Jeff Banks, the author of the original paper where I got idea for the drip system, and I have been corresponding on my sludge issue. I am going to include the chronology of the discussion here. I think there are some valuable tips.
It’s good to hear back from and how thing are going. It looks like you are almost ready for another year. At this time, I don’t have a blog. Maybe someday. After looking at your blog, it was your pictures that I was trying to figure out who’s they was. I have updated my PowerPoint presentation and also in the process of updating the original fact sheet. I want to make sure I give credit to those who have supplied comments or pictures. I attached a copy of the presentation that includes two of your pictures. After going through the universities peer review process for the updated fact sheet, it will replace the original one. It should be ready by the first of the summer. I have also attached a resource list that includes the links to the fact sheet, video and this presentation.

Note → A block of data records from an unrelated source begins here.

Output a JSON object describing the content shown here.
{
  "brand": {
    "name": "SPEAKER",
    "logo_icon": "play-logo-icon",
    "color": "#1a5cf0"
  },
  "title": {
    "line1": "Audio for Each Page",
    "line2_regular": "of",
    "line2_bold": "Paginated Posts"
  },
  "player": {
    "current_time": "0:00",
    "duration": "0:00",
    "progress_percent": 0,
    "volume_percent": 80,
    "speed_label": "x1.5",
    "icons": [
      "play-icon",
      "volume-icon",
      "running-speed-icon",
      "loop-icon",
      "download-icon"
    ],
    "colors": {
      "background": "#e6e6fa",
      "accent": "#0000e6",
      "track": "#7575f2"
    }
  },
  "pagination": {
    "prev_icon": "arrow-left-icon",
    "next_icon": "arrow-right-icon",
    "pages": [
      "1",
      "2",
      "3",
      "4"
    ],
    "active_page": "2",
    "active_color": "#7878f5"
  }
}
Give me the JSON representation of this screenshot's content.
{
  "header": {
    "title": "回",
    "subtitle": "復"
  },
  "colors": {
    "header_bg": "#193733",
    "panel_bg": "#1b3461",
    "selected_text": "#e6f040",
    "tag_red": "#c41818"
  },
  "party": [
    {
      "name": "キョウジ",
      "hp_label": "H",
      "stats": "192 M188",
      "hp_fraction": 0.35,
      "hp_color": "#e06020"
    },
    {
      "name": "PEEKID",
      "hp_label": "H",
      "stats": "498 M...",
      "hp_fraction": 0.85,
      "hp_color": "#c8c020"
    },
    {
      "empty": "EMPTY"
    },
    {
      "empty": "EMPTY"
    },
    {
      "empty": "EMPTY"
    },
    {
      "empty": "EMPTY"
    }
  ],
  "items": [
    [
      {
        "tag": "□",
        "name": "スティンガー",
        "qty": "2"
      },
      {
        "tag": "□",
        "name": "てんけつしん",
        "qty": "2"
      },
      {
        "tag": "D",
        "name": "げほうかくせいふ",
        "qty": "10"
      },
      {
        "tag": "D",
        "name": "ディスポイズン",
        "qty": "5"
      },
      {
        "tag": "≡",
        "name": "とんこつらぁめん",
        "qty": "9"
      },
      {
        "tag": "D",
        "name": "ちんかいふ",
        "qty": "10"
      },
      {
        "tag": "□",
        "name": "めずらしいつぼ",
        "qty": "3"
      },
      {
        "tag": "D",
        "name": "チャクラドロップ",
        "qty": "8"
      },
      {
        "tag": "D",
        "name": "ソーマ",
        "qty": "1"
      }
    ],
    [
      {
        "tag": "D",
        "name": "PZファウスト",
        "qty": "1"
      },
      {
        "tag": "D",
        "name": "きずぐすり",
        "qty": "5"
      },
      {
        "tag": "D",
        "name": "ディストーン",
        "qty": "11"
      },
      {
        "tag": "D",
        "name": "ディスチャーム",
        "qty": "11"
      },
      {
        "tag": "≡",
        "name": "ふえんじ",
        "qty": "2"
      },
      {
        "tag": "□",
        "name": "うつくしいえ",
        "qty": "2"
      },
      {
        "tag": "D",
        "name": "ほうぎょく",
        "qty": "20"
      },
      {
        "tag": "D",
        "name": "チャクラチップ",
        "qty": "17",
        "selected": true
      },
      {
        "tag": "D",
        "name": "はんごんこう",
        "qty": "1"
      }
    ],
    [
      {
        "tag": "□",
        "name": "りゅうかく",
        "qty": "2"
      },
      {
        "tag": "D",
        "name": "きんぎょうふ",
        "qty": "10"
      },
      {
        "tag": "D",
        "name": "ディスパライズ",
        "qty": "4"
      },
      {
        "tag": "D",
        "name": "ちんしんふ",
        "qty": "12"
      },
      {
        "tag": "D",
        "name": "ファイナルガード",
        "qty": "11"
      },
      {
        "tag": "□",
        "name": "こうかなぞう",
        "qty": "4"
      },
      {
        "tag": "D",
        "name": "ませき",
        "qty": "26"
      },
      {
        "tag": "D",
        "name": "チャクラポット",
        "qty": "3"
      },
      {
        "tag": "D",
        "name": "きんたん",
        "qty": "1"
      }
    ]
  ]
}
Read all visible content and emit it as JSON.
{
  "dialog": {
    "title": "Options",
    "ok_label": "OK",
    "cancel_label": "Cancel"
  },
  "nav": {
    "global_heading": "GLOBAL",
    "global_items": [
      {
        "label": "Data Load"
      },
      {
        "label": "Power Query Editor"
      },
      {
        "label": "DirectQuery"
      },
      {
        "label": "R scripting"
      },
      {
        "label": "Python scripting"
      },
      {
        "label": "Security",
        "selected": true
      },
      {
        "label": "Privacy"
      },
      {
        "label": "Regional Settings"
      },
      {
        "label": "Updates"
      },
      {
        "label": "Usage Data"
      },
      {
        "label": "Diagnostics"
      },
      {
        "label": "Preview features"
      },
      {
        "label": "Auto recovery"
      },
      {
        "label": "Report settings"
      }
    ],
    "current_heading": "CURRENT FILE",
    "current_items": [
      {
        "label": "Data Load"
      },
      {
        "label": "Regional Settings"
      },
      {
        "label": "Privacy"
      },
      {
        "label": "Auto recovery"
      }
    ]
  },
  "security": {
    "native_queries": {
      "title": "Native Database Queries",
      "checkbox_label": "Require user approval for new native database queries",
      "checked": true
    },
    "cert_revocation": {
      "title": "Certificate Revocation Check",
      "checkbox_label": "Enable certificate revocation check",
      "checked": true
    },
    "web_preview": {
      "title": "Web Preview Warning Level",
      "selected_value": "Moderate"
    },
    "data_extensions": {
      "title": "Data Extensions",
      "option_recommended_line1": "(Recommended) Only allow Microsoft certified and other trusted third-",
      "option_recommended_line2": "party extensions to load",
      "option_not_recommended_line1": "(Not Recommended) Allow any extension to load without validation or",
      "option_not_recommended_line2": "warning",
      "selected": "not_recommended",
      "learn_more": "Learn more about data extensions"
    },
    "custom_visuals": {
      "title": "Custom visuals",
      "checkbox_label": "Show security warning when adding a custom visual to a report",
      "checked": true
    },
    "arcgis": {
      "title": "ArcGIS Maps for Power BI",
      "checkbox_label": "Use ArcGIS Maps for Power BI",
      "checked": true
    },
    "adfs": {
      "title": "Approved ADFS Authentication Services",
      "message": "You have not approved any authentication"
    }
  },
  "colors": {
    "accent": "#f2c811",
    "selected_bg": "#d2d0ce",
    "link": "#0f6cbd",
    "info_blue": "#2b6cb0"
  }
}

I want to give you more thoughts about the problem you had with the algae growing in the lateral lines. This past year, I decided to try experimenting with some of my laterals with the holes facing up instead of down. In the middle of the summer I started experiencing the same problem you had of having algae growth in the lines because of the standing water in them. I think I figured out a way to help solve the problem. What I did was with the lateral lines with the holes facing up, I drilled a 1/16 hole on the bottem about every 3-4 feet. This acted as a slow drain hole. After irrigating, the water slowing drained out of the lines. After this, I never experienced any algae build up again. You want to try this and see if it helps. If it does, let me know.
Keep me informed how things are going for you.
Thanks as always for your insights. I will add them to my blog if that is ok with you. I really want to make sure I am giving credit back to you . Certainly happy to help you anyway I can. Feel free to point to my stuff in anyway that helps you.
So this brought to mind another set of questions, what is your typical water pressure and what size holes do you drill for the main flow?
I have used 3/64 and 1/16 (depending on bits I have easily at hand). I have found that I had pretty high pressure. I put in the regulators to drop it down to 25 or so. But it is still almost like a drill. Makes me wonder if I should use larger holes.
Thanks for you help and your cool idea.
It’s good to hear from you again. Thanks your support in letting me use some of your pictures. In my system, in front of the manual valves I have around 80 psi, so I have a lot of pressure. But with everything glued in front of the valves the high pressure is not a problem. After opening the valves as far as needed, because of all the 1/16 holes in the lateral lines, the pressure never does have a chance to build up. I have measured the pressure while I am irrigating and the pressure in the lateral lines is below 10 psi. Just a note I like the water to come out of the holes as a very small stream. Just like turning on a kitchen faucet when it goes from a fast drip to a small stream. The output per hole is around 4-6 ounces per minute. One thought you may be trying to have too high of flow rate. That might answer why you are making such deep holes. Try closing the valves some and see if that makes a difference. One other comparison, when I test the system in the spring, I turn all the lateral lines with the holes up. When I clean out plugged holes the water is only shooting up around 2-4 inches. When I turn the pipes around so the holes are down, I try to have about the same flow rate as when I test the system. One other item, I use a 1/16 inch hole for all everything.
I hope this helps. Let me know if this helps.
Ok, you could maybe sort this from the pictures, but it is not obvious. inline, I have a cut off valve, a pressure regulator and then one of those backflow valves at the bed.
I think what you are suggesting is that I should turn the system on and dial back the cutoff valves and/or pressure regulator so that I have a small stream flowing out of the drip lines. If this is what you are suggesting then it makes a lot of sense.
Thanks again for the tips.
I am planning on capturing this dialogue and adding it to the blog. Seems like a good place for capturing some best practices.